The javax.xml.bind package also defines a rich hierarchy of validation event and exception classes for use when marshalling or unmarshalling errors occur, when constraints are violated, and when other types of errors are detected.

  • The javax.xml.bind.util package contains utility classes that may be used by client applications to manage marshalling, unmarshalling, and validation events.

  • The javax.xml.bind.helper package provides partial default implementations for some of the javax.xml.bind interfaces. Implementations of JAXB can extend these classes and implement the abstract methods. These APIs are not intended to be directly used by applications using JAXB architecture.

Steps in the JAXB Binding Process

The general steps in the JAXB data binding process are:
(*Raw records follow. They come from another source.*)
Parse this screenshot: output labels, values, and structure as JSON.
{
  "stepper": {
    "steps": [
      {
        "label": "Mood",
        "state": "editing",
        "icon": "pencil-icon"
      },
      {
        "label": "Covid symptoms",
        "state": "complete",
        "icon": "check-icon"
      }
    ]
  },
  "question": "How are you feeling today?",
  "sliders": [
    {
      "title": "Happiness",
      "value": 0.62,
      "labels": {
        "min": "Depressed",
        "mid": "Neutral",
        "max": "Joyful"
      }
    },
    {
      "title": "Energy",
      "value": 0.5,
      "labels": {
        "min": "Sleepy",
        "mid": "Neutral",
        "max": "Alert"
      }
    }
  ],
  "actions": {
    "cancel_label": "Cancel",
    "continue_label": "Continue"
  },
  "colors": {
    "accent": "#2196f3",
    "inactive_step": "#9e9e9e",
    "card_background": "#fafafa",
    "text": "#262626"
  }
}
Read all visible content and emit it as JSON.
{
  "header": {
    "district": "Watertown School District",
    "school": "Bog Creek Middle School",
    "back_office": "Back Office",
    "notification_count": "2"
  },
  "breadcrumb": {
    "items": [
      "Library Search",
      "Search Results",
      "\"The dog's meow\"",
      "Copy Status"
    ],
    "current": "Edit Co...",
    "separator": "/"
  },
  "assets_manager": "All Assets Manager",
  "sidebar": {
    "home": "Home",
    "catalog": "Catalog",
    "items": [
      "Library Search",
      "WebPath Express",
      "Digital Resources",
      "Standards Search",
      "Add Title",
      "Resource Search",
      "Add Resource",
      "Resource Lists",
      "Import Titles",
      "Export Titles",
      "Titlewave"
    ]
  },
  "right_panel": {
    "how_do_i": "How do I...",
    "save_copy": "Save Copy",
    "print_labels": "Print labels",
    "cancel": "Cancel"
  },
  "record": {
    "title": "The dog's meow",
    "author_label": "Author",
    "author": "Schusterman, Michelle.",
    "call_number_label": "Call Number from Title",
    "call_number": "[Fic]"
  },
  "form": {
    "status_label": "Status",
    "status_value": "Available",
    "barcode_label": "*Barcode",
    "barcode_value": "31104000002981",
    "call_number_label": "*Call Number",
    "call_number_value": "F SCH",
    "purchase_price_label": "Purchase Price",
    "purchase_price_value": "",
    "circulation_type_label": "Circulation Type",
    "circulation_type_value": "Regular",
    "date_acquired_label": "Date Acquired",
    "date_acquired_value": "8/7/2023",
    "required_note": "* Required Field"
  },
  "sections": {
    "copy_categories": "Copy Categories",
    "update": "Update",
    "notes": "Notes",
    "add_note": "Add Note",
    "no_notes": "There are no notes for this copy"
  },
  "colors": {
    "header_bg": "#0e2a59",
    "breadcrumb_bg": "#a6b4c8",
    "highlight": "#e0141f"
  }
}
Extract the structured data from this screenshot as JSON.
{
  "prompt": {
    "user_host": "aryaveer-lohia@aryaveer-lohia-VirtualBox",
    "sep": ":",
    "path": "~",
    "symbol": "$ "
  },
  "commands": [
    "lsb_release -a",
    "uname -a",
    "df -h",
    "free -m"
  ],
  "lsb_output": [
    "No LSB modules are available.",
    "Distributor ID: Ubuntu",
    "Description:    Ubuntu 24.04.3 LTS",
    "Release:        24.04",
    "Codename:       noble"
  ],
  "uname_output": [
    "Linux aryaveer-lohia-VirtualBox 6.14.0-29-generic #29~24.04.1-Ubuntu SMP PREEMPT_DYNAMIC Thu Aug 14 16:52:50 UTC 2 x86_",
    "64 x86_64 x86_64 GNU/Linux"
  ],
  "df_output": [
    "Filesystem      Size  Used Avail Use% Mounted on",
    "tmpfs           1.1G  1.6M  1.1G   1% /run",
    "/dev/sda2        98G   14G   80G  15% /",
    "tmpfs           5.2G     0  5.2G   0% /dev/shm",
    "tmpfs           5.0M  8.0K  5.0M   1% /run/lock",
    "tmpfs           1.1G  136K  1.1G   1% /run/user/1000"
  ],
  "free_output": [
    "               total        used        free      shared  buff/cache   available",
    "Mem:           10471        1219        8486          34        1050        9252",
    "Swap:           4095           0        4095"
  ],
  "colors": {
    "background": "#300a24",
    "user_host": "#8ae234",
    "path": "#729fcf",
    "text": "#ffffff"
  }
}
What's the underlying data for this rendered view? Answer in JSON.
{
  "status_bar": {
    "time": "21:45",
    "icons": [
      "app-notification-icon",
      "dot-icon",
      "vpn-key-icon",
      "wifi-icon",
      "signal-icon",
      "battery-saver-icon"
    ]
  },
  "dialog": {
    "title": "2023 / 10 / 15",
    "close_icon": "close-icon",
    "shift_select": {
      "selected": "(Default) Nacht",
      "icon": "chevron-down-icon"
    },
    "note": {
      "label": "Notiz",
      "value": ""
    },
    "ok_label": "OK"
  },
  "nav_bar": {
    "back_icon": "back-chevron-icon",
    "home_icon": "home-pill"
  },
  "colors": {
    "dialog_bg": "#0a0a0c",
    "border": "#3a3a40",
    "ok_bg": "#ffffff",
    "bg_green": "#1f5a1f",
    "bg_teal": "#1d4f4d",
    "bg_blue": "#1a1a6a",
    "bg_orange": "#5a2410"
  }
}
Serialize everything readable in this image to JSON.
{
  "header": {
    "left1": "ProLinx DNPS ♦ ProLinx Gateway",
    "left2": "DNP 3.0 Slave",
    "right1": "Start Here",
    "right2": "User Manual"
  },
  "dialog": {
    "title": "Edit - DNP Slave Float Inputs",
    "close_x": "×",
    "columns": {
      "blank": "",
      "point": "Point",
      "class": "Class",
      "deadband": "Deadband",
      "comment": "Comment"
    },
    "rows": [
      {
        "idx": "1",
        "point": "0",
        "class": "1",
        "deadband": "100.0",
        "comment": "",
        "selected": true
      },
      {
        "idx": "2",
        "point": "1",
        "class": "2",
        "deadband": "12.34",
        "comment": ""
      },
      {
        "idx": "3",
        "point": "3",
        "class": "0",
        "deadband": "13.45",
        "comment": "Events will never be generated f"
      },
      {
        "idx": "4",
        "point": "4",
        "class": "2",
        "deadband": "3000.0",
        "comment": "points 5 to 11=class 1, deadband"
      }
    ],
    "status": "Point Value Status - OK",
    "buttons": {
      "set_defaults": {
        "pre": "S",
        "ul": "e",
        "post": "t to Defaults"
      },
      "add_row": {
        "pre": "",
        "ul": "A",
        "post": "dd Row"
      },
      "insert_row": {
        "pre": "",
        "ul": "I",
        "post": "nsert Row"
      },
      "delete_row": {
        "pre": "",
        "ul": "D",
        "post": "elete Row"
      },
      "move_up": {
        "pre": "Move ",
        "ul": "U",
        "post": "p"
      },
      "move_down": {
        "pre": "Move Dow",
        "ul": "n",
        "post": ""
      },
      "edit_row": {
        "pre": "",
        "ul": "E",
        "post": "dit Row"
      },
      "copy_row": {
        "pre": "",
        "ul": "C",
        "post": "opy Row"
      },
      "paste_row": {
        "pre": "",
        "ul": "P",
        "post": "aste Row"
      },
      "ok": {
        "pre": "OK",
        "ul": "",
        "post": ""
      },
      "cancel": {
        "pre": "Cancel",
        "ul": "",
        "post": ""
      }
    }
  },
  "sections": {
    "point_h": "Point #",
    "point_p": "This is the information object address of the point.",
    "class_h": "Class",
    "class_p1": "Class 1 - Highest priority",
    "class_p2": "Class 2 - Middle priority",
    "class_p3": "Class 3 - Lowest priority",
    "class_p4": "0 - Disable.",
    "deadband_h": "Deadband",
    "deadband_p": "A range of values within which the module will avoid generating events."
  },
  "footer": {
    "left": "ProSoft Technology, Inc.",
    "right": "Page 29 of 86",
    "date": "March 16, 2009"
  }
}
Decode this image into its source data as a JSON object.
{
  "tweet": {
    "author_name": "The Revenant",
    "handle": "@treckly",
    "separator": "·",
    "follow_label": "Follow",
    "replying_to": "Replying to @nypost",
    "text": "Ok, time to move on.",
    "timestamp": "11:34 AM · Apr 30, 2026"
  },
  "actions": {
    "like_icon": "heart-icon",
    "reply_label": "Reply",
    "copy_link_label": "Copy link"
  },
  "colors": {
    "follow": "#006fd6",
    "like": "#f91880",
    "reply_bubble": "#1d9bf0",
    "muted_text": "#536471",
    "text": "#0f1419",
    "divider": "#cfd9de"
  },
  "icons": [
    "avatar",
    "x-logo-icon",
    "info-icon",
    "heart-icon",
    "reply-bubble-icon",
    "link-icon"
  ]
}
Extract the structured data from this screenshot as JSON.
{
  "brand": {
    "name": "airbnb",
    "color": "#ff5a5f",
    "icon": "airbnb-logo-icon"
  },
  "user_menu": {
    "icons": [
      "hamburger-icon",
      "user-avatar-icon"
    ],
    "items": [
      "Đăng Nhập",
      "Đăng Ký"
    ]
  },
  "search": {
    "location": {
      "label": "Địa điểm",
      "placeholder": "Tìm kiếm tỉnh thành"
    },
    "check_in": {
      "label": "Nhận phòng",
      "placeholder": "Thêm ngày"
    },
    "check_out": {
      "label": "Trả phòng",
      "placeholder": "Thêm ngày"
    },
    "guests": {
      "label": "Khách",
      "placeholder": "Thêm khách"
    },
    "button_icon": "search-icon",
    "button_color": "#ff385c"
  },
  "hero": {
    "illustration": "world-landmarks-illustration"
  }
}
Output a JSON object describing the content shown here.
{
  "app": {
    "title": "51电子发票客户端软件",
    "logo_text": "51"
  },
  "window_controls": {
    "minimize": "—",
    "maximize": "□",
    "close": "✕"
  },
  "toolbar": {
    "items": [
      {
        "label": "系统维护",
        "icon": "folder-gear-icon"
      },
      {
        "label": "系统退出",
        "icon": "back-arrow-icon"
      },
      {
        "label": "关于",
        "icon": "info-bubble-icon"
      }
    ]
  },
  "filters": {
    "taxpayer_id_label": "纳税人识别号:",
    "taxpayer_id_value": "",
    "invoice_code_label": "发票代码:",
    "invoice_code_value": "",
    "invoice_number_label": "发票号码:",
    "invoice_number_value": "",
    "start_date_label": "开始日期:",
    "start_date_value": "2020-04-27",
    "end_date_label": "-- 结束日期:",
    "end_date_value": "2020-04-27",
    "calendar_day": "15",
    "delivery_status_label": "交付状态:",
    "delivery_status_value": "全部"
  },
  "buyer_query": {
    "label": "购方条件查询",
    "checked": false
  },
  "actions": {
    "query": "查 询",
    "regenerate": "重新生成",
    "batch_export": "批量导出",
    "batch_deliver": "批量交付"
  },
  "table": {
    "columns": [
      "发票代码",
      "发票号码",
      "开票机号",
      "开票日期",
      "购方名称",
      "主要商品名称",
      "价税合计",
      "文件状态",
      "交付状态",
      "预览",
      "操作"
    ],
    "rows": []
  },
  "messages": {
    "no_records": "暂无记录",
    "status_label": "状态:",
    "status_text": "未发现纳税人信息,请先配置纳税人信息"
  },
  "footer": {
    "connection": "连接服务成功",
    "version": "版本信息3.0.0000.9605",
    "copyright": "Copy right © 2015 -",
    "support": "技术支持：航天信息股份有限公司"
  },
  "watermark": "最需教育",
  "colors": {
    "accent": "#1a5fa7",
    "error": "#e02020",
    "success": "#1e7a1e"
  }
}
  • Generate classes. An XML schema is used as input to the JAXB binding compiler to generate JAXB classes based on that schema.

  • Compile classes. All of the generated classes, source files, and application code must be compiled.

  • Unmarshal. XML documents written according to the constraints in the source schema are unmarshalled by the JAXB binding framework. Note that JAXB also supports unmarshalling XML data from sources other than files/documents, such as DOM nodes, string buffers, SAX Sources, and so forth.

  • Generate content tree. The unmarshalling process generates a content tree of data objects instantiated from the generated JAXB classes; this content tree represents the structure and content of the source XML documents.

  • Validate (optional). The unmarshalling process optionally involves validation of the source XML documents before generating the content tree. Note that if you modify the content tree in Step 6, below, you can also use the JAXB Validate operation to validate the changes before marshalling the content back to an XML document.

  • Process content. The client application can modify the XML data represented by the Java content tree by means of interfaces generated by the binding compiler.

  • Marshal. The processed content tree is marshalled out to one or more XML output documents. The content may be validated before marshalling.

To summarize, using JAXB involves two discrete sets of activities:

  • Generate and compile JAXB classes from a source schema, and build an application that implements these classes

  • Run the application to unmarshal, process, validate, and marshal XML content through the JAXB binding framework

These two steps are usually performed at separate times in two distinct phases. Typically, for example, there is an application development phase in which JAXB classes are generated and compiled, and a binding implementation is built, followed by a deployment phase in which the generated JAXB classes are used to process XML content in an ongoing “live” production setting.